Friday, March 07, 2014 9:00 PM
One of the comments we hear from time to time is, "I never heard the weather siren. Did it go off?"
What alerts do you want to receive?
The list is extensive including:
Informative law enforcement alerts
Informative fire department alerts
Information about public meetings
Traffic information such as road closures
Weather alerts (there are 69 possibilities including severe, wind, flood and winter)
Fire alerts (there are four fire alerts)
The system is not centralized; each department and agency in the county will be able to send out messages over the Everbridge system, so in the event of a disaster destroying the Emergency Management office in the City Building, the system would still be viable.
If you sign up for the new mass notification system and you are near your telephone, you will be notified in the event of an emergency.
The company that is providing the "engine" for the new system is Everbridge. With offices on the east coast and the west coast, in Europe and Asia, it provides emergency notification services for more than 100 countries and the Red Cross.
Everbridge was the notification system in place during the Boston Marathon bombing.
"For 18 months, I listened to a lot of different people and what they had to other," said Shari Harrington when asked how Everbridge was chosen. "Beth Sessions found them."
Sessions manages the city and county's E911 emergency dispatch system.
"She told me, you have to look at Everbridge," Harrington said.
Two companies presented their products and city and county department heads agreed Everbridge would meet the community's needs.
The system works like this:
You log into www.montgomeryco.net or the City of Crawfordsville's Facebook page and find the link for the Mass Notification System.
Once on Everbridge's site, you have the opportunity to create an account, telling Everbridge how to find you at home, at work, on your home phone, work phone and/or cell phone.
You can sign up for many alerts (see sidebar.)
The form also asks you to enter any special needs you may have including dialysis or hearing impairments, and in the event of emergency, what services you can volunteer, such as if you are an EMT or you are trained as a counselor.
Harrington doesn't recommend it, but you can also ask Everbridge not to call you during certain times of the day or night. That could be dangerous during severe weather, but the option is on the form.
If you do not want to sign up, you will eventually get a call from the National Weather Service on your smart phone in the event of severe weather, anyway.

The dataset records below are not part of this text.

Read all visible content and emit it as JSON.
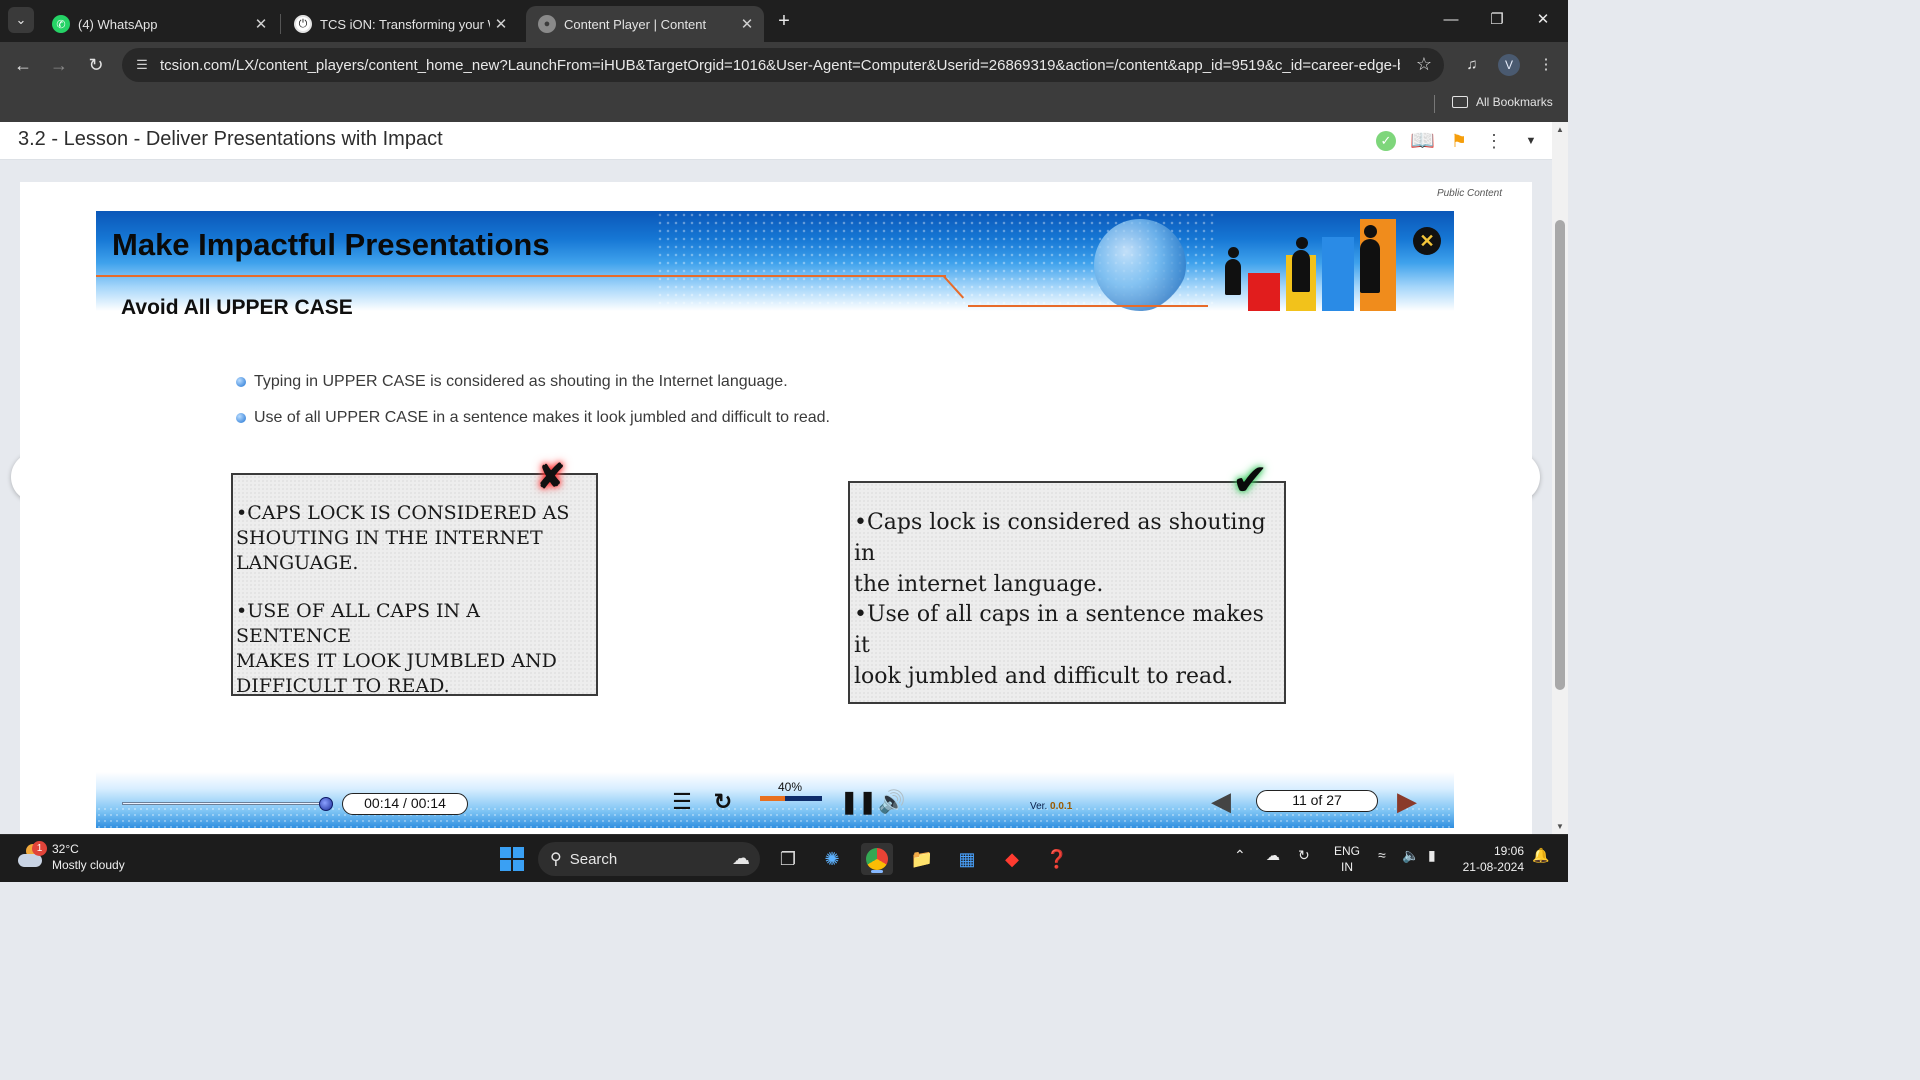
{
  "tabs": [
    {
      "title": "(4) WhatsApp",
      "icon": "whatsapp-icon"
    },
    {
      "title": "TCS iON: Transforming your Wo",
      "icon": "tcs-ion-icon"
    },
    {
      "title": "Content Player | Content",
      "icon": "globe-icon",
      "active": true
    }
  ],
  "address_bar": {
    "url": "tcsion.com/LX/content_players/content_home_new?LaunchFrom=iHUB&TargetOrgid=1016&User-Agent=Computer&Userid=26869319&action=/content&app_id=9519&c_id=career-edge-batch..."
  },
  "profile": {
    "initial": "V"
  },
  "bookmarks": {
    "all_label": "All Bookmarks"
  },
  "lesson": {
    "title": "3.2 - Lesson - Deliver Presentations with Impact"
  },
  "content": {
    "public_label": "Public Content",
    "banner_title": "Make Impactful Presentations",
    "subheading": "Avoid All UPPER CASE",
    "bullets": [
      "Typing in UPPER CASE is considered as shouting in the Internet language.",
      "Use of all UPPER CASE in a sentence makes it look jumbled and difficult to read."
    ],
    "bad_example": {
      "line1": "•CAPS LOCK IS CONSIDERED AS\n SHOUTING IN THE INTERNET\nLANGUAGE.",
      "line2": "•USE OF ALL CAPS IN A SENTENCE\nMAKES IT LOOK JUMBLED AND\nDIFFICULT TO READ."
    },
    "good_example": {
      "line1": "•Caps lock is considered as shouting in\nthe internet language.",
      "line2": "•Use of all caps in a sentence makes it\nlook jumbled and difficult to read."
    }
  },
  "player": {
    "time": "00:14 / 00:14",
    "seek_progress": 1.0,
    "volume_label": "40%",
    "volume_level": 0.4,
    "version_label": "Ver.",
    "version": "0.0.1",
    "page": "11 of 27"
  },
  "taskbar": {
    "temperature": "32°C",
    "weather": "Mostly cloudy",
    "weather_badge": "1",
    "search_label": "Search",
    "lang_top": "ENG",
    "lang_bottom": "IN",
    "time": "19:06",
    "date": "21-08-2024"
  },
  "colors": {
    "banner_blue": "#1677d4",
    "accent_orange": "#e76b2a",
    "check_green": "#7ed67b",
    "bookmark_orange": "#f59e0b"
  }
}
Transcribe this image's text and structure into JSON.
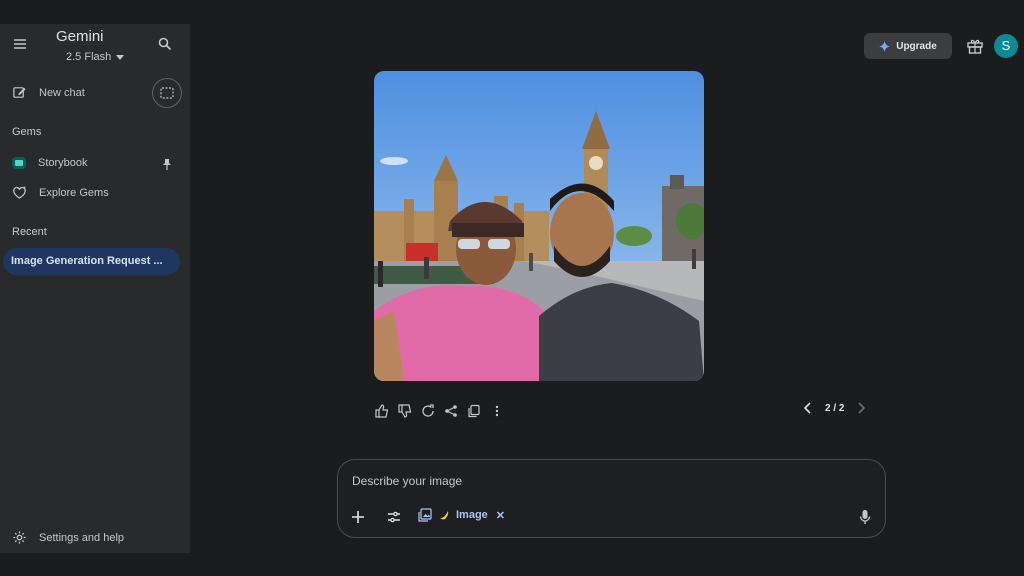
{
  "sidebar": {
    "app_title": "Gemini",
    "model": "2.5 Flash",
    "new_chat": "New chat",
    "gems_label": "Gems",
    "gems": [
      {
        "label": "Storybook",
        "icon": "storybook-icon"
      },
      {
        "label": "Explore Gems",
        "icon": "explore-gems-icon"
      }
    ],
    "recent_label": "Recent",
    "recent_items": [
      {
        "label": "Image Generation Request ..."
      }
    ],
    "settings": "Settings and help"
  },
  "header": {
    "upgrade_label": "Upgrade",
    "avatar_initial": "S"
  },
  "response": {
    "image_alt": "Selfie of two men in front of Big Ben and the Houses of Parliament, London",
    "pager": "2 / 2"
  },
  "prompt": {
    "placeholder": "Describe your image",
    "chip_label": "Image"
  },
  "colors": {
    "background": "#1b1c1d",
    "sidebar": "#282a2c",
    "active_item": "#1f3760",
    "accent": "#a8c7fa",
    "avatar": "#0e8a96"
  }
}
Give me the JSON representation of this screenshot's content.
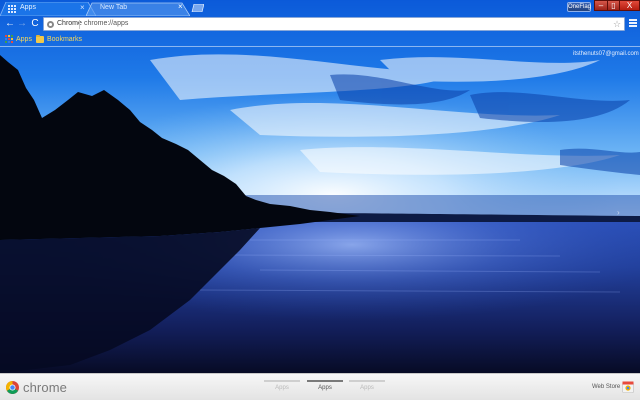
{
  "tabs": [
    {
      "title": "Apps",
      "close": "×",
      "active": true
    },
    {
      "title": "New Tab",
      "close": "×",
      "active": false
    }
  ],
  "window": {
    "user_badge": "OneFlag",
    "minimize": "–",
    "maximize": "▯",
    "close": "X"
  },
  "toolbar": {
    "back": "←",
    "forward": "→",
    "reload": "C",
    "site_label": "Chrome",
    "url": "chrome://apps",
    "bookmark_star": "☆"
  },
  "bookmarks": {
    "apps_label": "Apps",
    "bookmarks_label": "Bookmarks"
  },
  "account": {
    "email": "itsthenuts07@gmail.com"
  },
  "side_arrow": "›",
  "bottom": {
    "logo_text": "chrome",
    "pages": [
      {
        "label": "Apps",
        "active": false
      },
      {
        "label": "Apps",
        "active": true
      },
      {
        "label": "Apps",
        "active": false
      }
    ],
    "webstore_label": "Web Store"
  },
  "colors": {
    "tab_blue": "#1a6ae0",
    "toolbar_blue": "#2a7ff0",
    "bookmark_text": "#f6d85a",
    "close_red": "#c62a1c"
  }
}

The Federal Emergency Management Agency (FEMA) is also rolling out a notification system for nationwide emergencies, using your smart phone, Harrington said.
Right now, more than 200 local residents have signed up for the Everbridge service and 8,000 listings in the white pages and the yellow pages telephone directories are included in the Montgomery County system.
The service will cost $14,000 the first year, including a setup fee and $13,000 each year thereafter. Harrington said she is confident money is available for the system for at least the first three years. She is also looking for grants to help pay the cost.
By comparison, it costs $12,500 to purchase and install each weather siren in the county and many people are not close enough to a siren to hear it when it sounds.
So, why continue the siren system?
"Not everyone is near a phone," Harrington said. "Some people may be on a lake or on a golf course and not have their phones with them."
Another reason is that even if people have land lines in their homes and offices, some do not want a smart phone. If those people are not near their home or office phone, they have to rely on a siren.
More people buy smart phones each year but there are still many who do not want the devices, Harrington said.
If all this sounds like Big Brother is watching, remember he has your number and he might be calling you the next time there is a tornado or another emergency that affects your neighborhood.